Page Turning Events and the Life of TC Books

| November 30, 2016

“The more that you read, the more things you will know. The more that you learn, the more places you’ll go.”

-Dr. Seuss, I Can Read With My Eyes Shut

From the Services desk, circulating books reflect course curriculum, patron inquiries mirror educational research, and the book drop holds charming lost causes of leisure reading. It has been a bustling semester for students at Teachers College, and it has been an exciting time to meet the new cohort of future educators from the library’s view of the world. Among the various resources available at the Teachers College, our Reserves section is a site for the most prominent reads in nonfiction education literature. Books gain a little bit of life, history, and personality as they pass from patron hand to patron hand, and they certainly swell in meaning when their authors come to the college to speak on their behalf. September was a particularly expressive month for some of the most esteemed education philosophers, whom we were able to meet beyond their textual existence in our library collection.

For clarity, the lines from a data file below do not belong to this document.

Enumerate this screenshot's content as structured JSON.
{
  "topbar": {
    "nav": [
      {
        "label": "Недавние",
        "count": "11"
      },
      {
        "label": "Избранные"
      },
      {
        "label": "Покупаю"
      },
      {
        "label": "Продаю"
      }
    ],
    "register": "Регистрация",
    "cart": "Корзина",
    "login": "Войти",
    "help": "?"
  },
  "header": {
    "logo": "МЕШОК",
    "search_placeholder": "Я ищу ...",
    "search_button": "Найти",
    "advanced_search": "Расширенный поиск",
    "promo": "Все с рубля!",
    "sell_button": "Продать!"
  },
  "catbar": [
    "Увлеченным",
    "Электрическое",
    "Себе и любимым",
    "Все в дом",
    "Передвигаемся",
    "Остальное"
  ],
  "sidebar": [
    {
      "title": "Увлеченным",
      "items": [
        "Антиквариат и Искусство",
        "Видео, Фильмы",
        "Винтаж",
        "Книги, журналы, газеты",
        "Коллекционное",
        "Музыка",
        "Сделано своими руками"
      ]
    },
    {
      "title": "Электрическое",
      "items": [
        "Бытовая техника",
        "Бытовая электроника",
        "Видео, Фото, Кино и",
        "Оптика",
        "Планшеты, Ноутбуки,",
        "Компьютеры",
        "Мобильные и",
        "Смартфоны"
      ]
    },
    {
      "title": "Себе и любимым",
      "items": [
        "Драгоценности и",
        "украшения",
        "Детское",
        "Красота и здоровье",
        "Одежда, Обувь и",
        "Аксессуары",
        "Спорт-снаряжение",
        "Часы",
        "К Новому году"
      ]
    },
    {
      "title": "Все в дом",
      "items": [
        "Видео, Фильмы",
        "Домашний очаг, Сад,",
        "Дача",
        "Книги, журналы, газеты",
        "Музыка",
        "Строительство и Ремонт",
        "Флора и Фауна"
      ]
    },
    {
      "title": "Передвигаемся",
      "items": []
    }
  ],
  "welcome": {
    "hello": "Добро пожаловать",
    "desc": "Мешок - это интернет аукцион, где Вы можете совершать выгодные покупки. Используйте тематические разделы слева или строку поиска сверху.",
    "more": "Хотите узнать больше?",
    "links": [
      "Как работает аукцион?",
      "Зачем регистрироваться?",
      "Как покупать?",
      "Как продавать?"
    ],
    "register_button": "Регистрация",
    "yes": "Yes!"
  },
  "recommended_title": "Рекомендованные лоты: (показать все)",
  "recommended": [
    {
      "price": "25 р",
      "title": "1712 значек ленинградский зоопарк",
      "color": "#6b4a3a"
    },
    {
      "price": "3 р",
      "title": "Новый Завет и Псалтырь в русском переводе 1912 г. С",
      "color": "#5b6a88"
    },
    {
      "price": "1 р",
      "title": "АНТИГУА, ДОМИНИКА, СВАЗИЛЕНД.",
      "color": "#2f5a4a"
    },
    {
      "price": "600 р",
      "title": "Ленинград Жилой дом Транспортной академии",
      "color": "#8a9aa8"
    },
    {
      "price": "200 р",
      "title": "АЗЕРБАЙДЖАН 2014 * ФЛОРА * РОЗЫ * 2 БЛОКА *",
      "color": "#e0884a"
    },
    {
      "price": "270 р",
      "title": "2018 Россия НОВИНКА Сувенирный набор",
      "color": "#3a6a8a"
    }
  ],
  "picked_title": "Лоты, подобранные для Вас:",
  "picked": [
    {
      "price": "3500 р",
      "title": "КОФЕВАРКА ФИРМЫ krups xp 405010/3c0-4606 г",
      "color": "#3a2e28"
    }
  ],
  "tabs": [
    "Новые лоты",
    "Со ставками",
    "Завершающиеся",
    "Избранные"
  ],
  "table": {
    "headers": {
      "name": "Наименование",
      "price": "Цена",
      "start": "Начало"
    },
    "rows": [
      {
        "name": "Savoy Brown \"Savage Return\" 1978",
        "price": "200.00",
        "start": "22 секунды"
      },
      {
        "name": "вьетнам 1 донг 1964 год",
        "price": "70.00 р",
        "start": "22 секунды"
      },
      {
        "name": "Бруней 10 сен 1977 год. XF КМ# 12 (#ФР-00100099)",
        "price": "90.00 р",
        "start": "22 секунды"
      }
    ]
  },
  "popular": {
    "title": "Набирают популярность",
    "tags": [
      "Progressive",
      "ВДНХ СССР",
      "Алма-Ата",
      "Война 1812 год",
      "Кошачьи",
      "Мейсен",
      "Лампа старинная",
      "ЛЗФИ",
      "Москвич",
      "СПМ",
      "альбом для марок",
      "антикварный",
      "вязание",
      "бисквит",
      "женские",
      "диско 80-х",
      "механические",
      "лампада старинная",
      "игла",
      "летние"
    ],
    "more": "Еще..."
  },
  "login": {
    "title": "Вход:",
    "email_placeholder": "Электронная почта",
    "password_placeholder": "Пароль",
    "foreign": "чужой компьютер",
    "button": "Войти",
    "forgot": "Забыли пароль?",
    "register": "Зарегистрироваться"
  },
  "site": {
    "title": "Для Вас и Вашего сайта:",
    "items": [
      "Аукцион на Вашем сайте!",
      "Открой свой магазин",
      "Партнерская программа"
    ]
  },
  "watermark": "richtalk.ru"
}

The Teacher as Activist series invited Lisa Delpit, author of one of our most frequently circulated Reserve books, Other People’s Children, and Teachers College’s own Christopher Emdin. Emdin is an Associate Professor of Science and Technology at Teachers College, and author of For White Folks Who Teach in the Hood. Delpit’s work has had resounding influence with other educational literatures on our shelves, and Chris Emdin has been the prominent voice on teaching hip-hop education in the classroom.

This recorded discussion was a manifold of performers and commentary from education activists. The conversation opened with two musical acts from The Science Genius B.A.T.T.L.E.S., and poet Clifton Johnson. The highly acclaimed Lisa Delpit and charismatic Emdin fell seamlessly into dialogue based on their experiences navigating fundamental issues in education. One of the most inspiring points that Emdin made was that young students in the public school system are not receiving early affirmation of their intelligence; something fundamental to the life-long success of a developing student. The two posed questions about the quality of pedagogy in schools and the impact that refocusing the core of teaching would have on school efficacy. 

Additionally, September hosted a book talk with Ansley Erickson, Assistant Professor of History and Education and Columbia University affiliated faculty member at the Institute for Urban and Minority Education. She is the author of Making the Unequal Metropolis: School Desegregation and Its Limits, a history of desegregation in Nashville, Tennessee, recently published in 2016. Her presentation outlined the insidious nature of inequalities in educational structures that have historically manifested in and are continuing to perpetuate through the metropolis. Her panel of respondents included Carla Shedd, Assistant Professor of Sociology at Columbia, Jeanne Theoharis, Distinguished Professor of Political Science, and Jose Vilson, Eighth Grade Math Teacher and author of This is Not a Test: A New Narrative on Race, Class, and Education. This conversation extended into the state of education in New York City, shed light on higher education concerns shared by Professors Shedd and Theoharis, and was rounded out by Vilson’s experiences from the classroom. This panel of speakers made up an informative and robust book talk that concluded with ideas for proaction.

As the Fall term comes to an end, I hope old and new students can find the time to enjoy some of these inspirational and distinguished events. It can be a challenge to take a break and float up for air when you are inundated in research. It is crucial to be reinvigorated by the reminder that you are a member of a thriving community of impassioned educators doing similar work.

Happy Holidays, TC!